One form of racial discrimination that is popular in our region stems from what has been termed ‘Internalized Racism’, and this is a form which manifests in different ways. You find many West Indian people of African ethnicity who discriminate against African attributes, in favour of another kind. Govia stated that, “Regardless of ethnicity, Caribbean people endorse negative stereotypes of black people.” There appears to be a general obsession of certain racial features, and distaste for others. For example: straight noses are prettier than the flat and broad variety; soft hair is ‘nice’ and coarse hair is not; Long hair is beautiful but short hair is not; light skin is pretty and dark skin is not… and of course there is the ‘Shabin’ who is enthusiastically sexualized, while a different kind of emphasis is placed on darker skin tones.
The author Charles V. Carnegie sums it up in his book entitled ‘Postnationalism Prefigured’, where he states that “Among present day black populations in the Americas preoccupation with hair texture, shade of blackness, and the shape of nose and lips… points to the continued availability of older racial meanings.” Does the aforementioned statement suggest that black people have a greater fondness for black features? Is that not the sort of thing which leads to racism in the first place; when a people regard their own race above all others? But that is another topic altogether.

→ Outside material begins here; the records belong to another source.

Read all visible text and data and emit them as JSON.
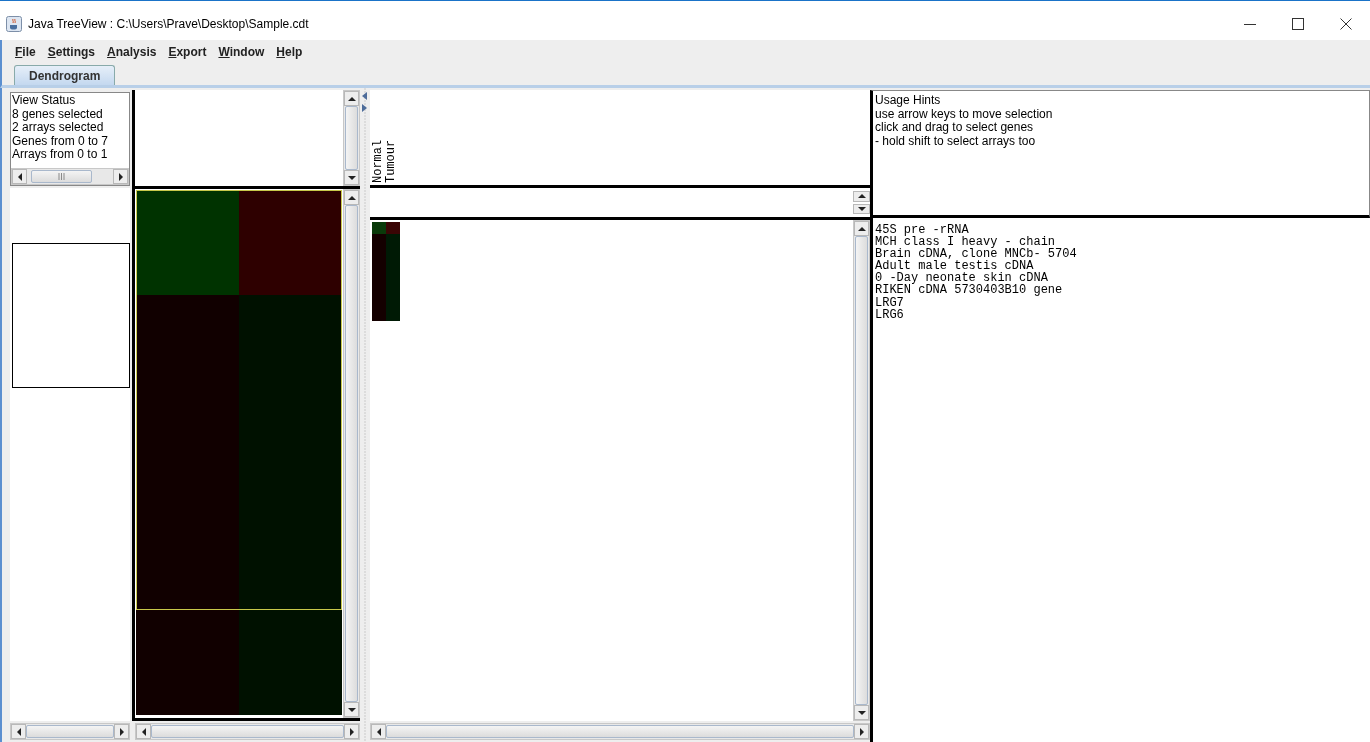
{
  "window": {
    "title": "Java TreeView : C:\\Users\\Prave\\Desktop\\Sample.cdt"
  },
  "menu": [
    {
      "label": "File"
    },
    {
      "label": "Settings"
    },
    {
      "label": "Analysis"
    },
    {
      "label": "Export"
    },
    {
      "label": "Window"
    },
    {
      "label": "Help"
    }
  ],
  "tabs": [
    {
      "label": "Dendrogram",
      "selected": true
    }
  ],
  "view_status": {
    "lines": [
      "View Status",
      "8 genes selected",
      "2 arrays selected",
      "Genes from 0 to 7",
      "Arrays from 0 to 1"
    ]
  },
  "array_labels": [
    "Normal",
    "Tumour"
  ],
  "usage_hints": {
    "lines": [
      "Usage Hints",
      "use arrow keys to move selection",
      "click and drag to select genes",
      "- hold shift to select arrays too"
    ]
  },
  "gene_names": [
    "45S pre -rRNA",
    "MCH class I heavy - chain",
    "Brain cDNA, clone MNCb- 5704",
    "Adult male testis cDNA",
    "0 -Day neonate skin cDNA",
    "RIKEN cDNA 5730403B10 gene",
    "LRG7",
    "LRG6"
  ],
  "zoom_heatmap": {
    "rows": [
      {
        "selected": true,
        "cells": [
          {
            "color": "#003300"
          },
          {
            "color": "#2e0000"
          }
        ]
      },
      {
        "selected": true,
        "cells": [
          {
            "color": "#110000"
          },
          {
            "color": "#001100"
          }
        ]
      },
      {
        "selected": true,
        "cells": [
          {
            "color": "#110000"
          },
          {
            "color": "#001100"
          }
        ]
      },
      {
        "selected": true,
        "cells": [
          {
            "color": "#110000"
          },
          {
            "color": "#001100"
          }
        ]
      },
      {
        "selected": false,
        "cells": [
          {
            "color": "#110000"
          },
          {
            "color": "#001100"
          }
        ]
      }
    ]
  },
  "global_heatmap": {
    "rows": [
      {
        "cells": [
          {
            "color": "#0a3a0a"
          },
          {
            "color": "#3a0505"
          }
        ]
      },
      {
        "cells": [
          {
            "color": "#140000"
          },
          {
            "color": "#001a05"
          }
        ]
      },
      {
        "cells": [
          {
            "color": "#140000"
          },
          {
            "color": "#001a05"
          }
        ]
      },
      {
        "cells": [
          {
            "color": "#140000"
          },
          {
            "color": "#001a05"
          }
        ]
      },
      {
        "cells": [
          {
            "color": "#140000"
          },
          {
            "color": "#001a05"
          }
        ]
      },
      {
        "cells": [
          {
            "color": "#140000"
          },
          {
            "color": "#001a05"
          }
        ]
      },
      {
        "cells": [
          {
            "color": "#140000"
          },
          {
            "color": "#001a05"
          }
        ]
      },
      {
        "cells": [
          {
            "color": "#140000"
          },
          {
            "color": "#001a05"
          }
        ]
      }
    ]
  }
}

Certainly, more Caribbean women than men of African descent suffer from racial discrimination. The feminine beauty ideal or modern standard of beauty, which is mainly influenced by the opinion of a particular race, has placed tremendous pressure on women to embrace attributes which are not their own. Racial discrimination against people of darker skin tones, along with the prejudices and preferences that it inspires, has turned ‘skin-lightening’ into a ten billion dollar industry.

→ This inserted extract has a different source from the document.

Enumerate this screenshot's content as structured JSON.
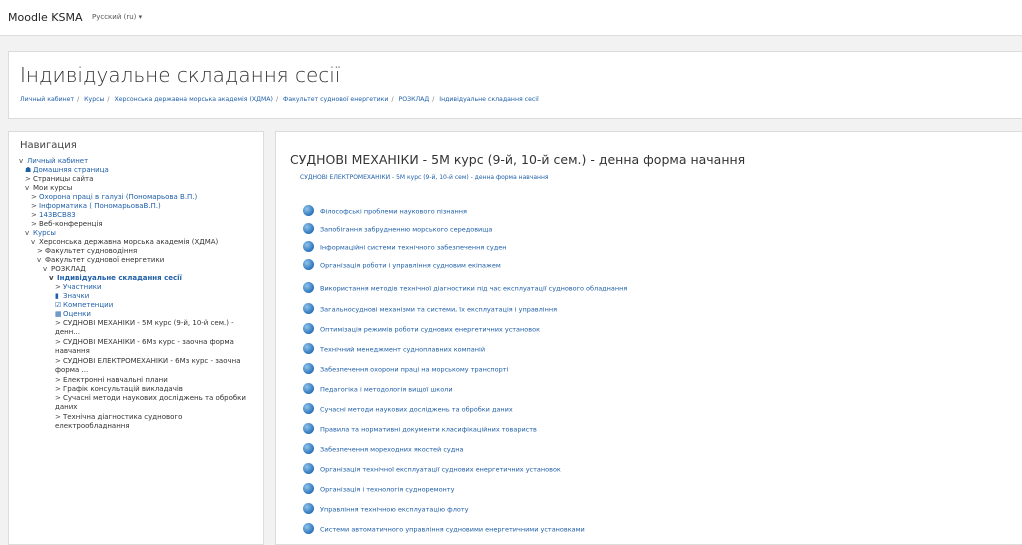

Perhaps the significance of this “Week of Solidarity with the Peoples Struggling against Racism and Racial Discrimination” in our region, is to come together as the family we are, in order to eradicate discrimination and prejudice among ourselves, and to value everyone for no reason other than the fact that they are equal members of the human race. Perhaps we could achieve this one day if we encourage constructive dialogue in our schools on the subject of racial discrimination. At least that could help us to understand what it is that we do not like about ourselves as a people and why. There is no justifiable reason whatsoever for racial discrimination and inequality. However, there are many reasons for people of different ethnicities to come together in solidarity, to fight against racial discrimination.